Repeat the data exactly, please; no pictures belong in the copy.
===== Source material
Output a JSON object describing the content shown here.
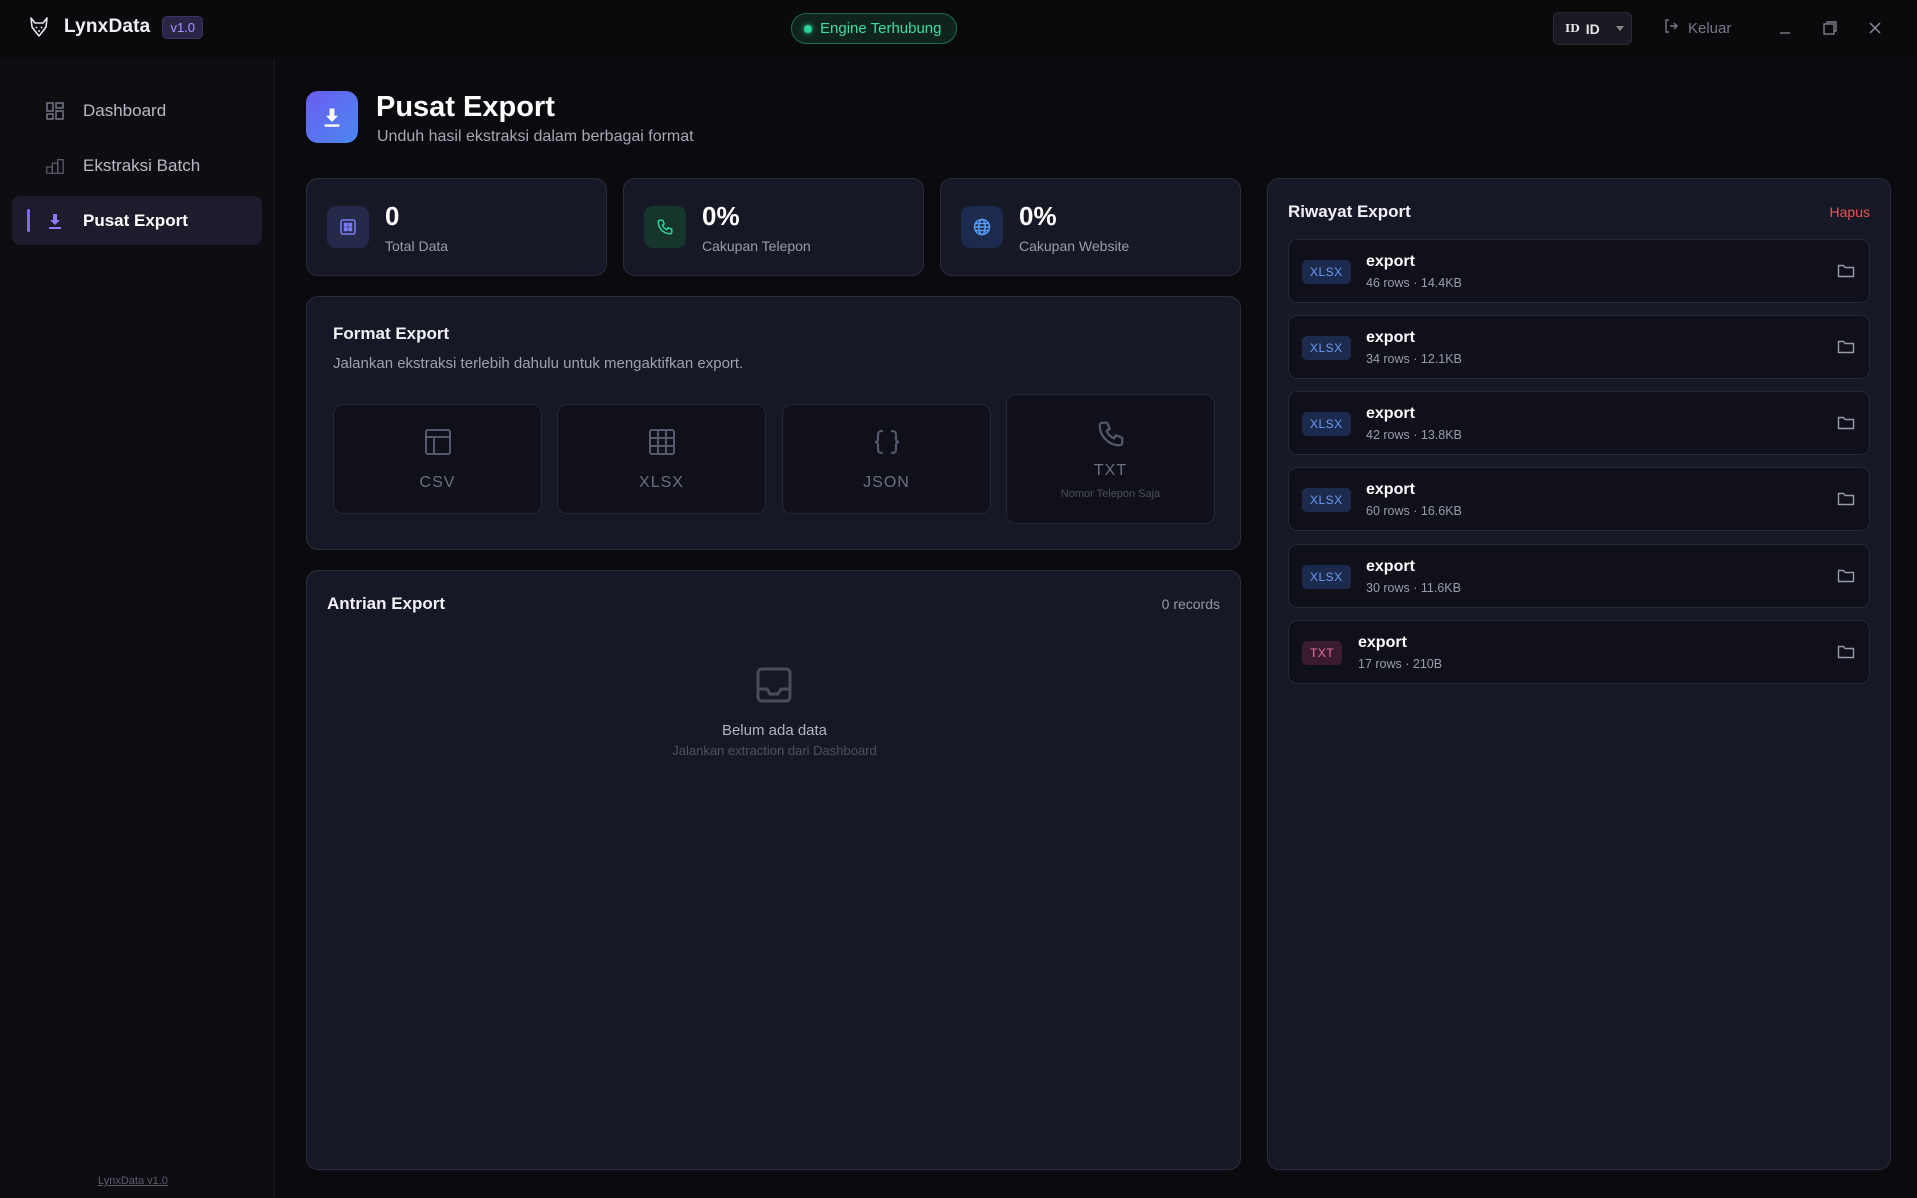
{
  "app": {
    "name": "LynxData",
    "version": "v1.0",
    "engine_status": "Engine Terhubung",
    "lang_flag": "ID",
    "lang_code": "ID",
    "logout_label": "Keluar"
  },
  "sidebar": {
    "items": [
      {
        "label": "Dashboard",
        "icon": "dashboard-icon",
        "active": false
      },
      {
        "label": "Ekstraksi Batch",
        "icon": "batch-icon",
        "active": false
      },
      {
        "label": "Pusat Export",
        "icon": "download-icon",
        "active": true
      }
    ],
    "footer": "LynxData v1.0"
  },
  "page": {
    "title": "Pusat Export",
    "subtitle": "Unduh hasil ekstraksi dalam berbagai format"
  },
  "stats": [
    {
      "value": "0",
      "label": "Total Data",
      "icon": "database-icon",
      "color": "#6d6cf0"
    },
    {
      "value": "0%",
      "label": "Cakupan Telepon",
      "icon": "phone-icon",
      "color": "#2fd59a"
    },
    {
      "value": "0%",
      "label": "Cakupan Website",
      "icon": "globe-icon",
      "color": "#5a9bf5"
    }
  ],
  "format_export": {
    "title": "Format Export",
    "description": "Jalankan ekstraksi terlebih dahulu untuk mengaktifkan export.",
    "buttons": [
      {
        "label": "CSV",
        "icon": "table-icon"
      },
      {
        "label": "XLSX",
        "icon": "grid-icon"
      },
      {
        "label": "JSON",
        "icon": "braces-icon"
      },
      {
        "label": "TXT",
        "icon": "phone-icon",
        "sublabel": "Nomor Telepon Saja"
      }
    ]
  },
  "queue": {
    "title": "Antrian Export",
    "count": "0 records",
    "empty_title": "Belum ada data",
    "empty_subtitle": "Jalankan extraction dari Dashboard"
  },
  "history": {
    "title": "Riwayat Export",
    "clear_label": "Hapus",
    "items": [
      {
        "format": "XLSX",
        "name": "export",
        "meta": "46 rows · 14.4KB"
      },
      {
        "format": "XLSX",
        "name": "export",
        "meta": "34 rows · 12.1KB"
      },
      {
        "format": "XLSX",
        "name": "export",
        "meta": "42 rows · 13.8KB"
      },
      {
        "format": "XLSX",
        "name": "export",
        "meta": "60 rows · 16.6KB"
      },
      {
        "format": "XLSX",
        "name": "export",
        "meta": "30 rows · 11.6KB"
      },
      {
        "format": "TXT",
        "name": "export",
        "meta": "17 rows · 210B"
      }
    ]
  },
  "colors": {
    "accent": "#7f6bf5",
    "success": "#2fd59a",
    "danger": "#e0585a"
  }
}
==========
* Solution below
Output a JSON object describing the content shown here.
{
  "app": {
    "name": "LynxData",
    "version": "v1.0",
    "engine_status": "Engine Terhubung",
    "lang_flag": "ID",
    "lang_code": "ID",
    "logout_label": "Keluar"
  },
  "sidebar": {
    "items": [
      {
        "label": "Dashboard",
        "icon": "dashboard-icon",
        "active": false
      },
      {
        "label": "Ekstraksi Batch",
        "icon": "batch-icon",
        "active": false
      },
      {
        "label": "Pusat Export",
        "icon": "download-icon",
        "active": true
      }
    ],
    "footer": "LynxData v1.0"
  },
  "page": {
    "title": "Pusat Export",
    "subtitle": "Unduh hasil ekstraksi dalam berbagai format"
  },
  "stats": [
    {
      "value": "0",
      "label": "Total Data",
      "icon": "database-icon",
      "color": "#6d6cf0"
    },
    {
      "value": "0%",
      "label": "Cakupan Telepon",
      "icon": "phone-icon",
      "color": "#2fd59a"
    },
    {
      "value": "0%",
      "label": "Cakupan Website",
      "icon": "globe-icon",
      "color": "#5a9bf5"
    }
  ],
  "format_export": {
    "title": "Format Export",
    "description": "Jalankan ekstraksi terlebih dahulu untuk mengaktifkan export.",
    "buttons": [
      {
        "label": "CSV",
        "icon": "table-icon"
      },
      {
        "label": "XLSX",
        "icon": "grid-icon"
      },
      {
        "label": "JSON",
        "icon": "braces-icon"
      },
      {
        "label": "TXT",
        "icon": "phone-icon",
        "sublabel": "Nomor Telepon Saja"
      }
    ]
  },
  "queue": {
    "title": "Antrian Export",
    "count": "0 records",
    "empty_title": "Belum ada data",
    "empty_subtitle": "Jalankan extraction dari Dashboard"
  },
  "history": {
    "title": "Riwayat Export",
    "clear_label": "Hapus",
    "items": [
      {
        "format": "XLSX",
        "name": "export",
        "meta": "46 rows · 14.4KB"
      },
      {
        "format": "XLSX",
        "name": "export",
        "meta": "34 rows · 12.1KB"
      },
      {
        "format": "XLSX",
        "name": "export",
        "meta": "42 rows · 13.8KB"
      },
      {
        "format": "XLSX",
        "name": "export",
        "meta": "60 rows · 16.6KB"
      },
      {
        "format": "XLSX",
        "name": "export",
        "meta": "30 rows · 11.6KB"
      },
      {
        "format": "TXT",
        "name": "export",
        "meta": "17 rows · 210B"
      }
    ]
  },
  "colors": {
    "accent": "#7f6bf5",
    "success": "#2fd59a",
    "danger": "#e0585a"
  }
}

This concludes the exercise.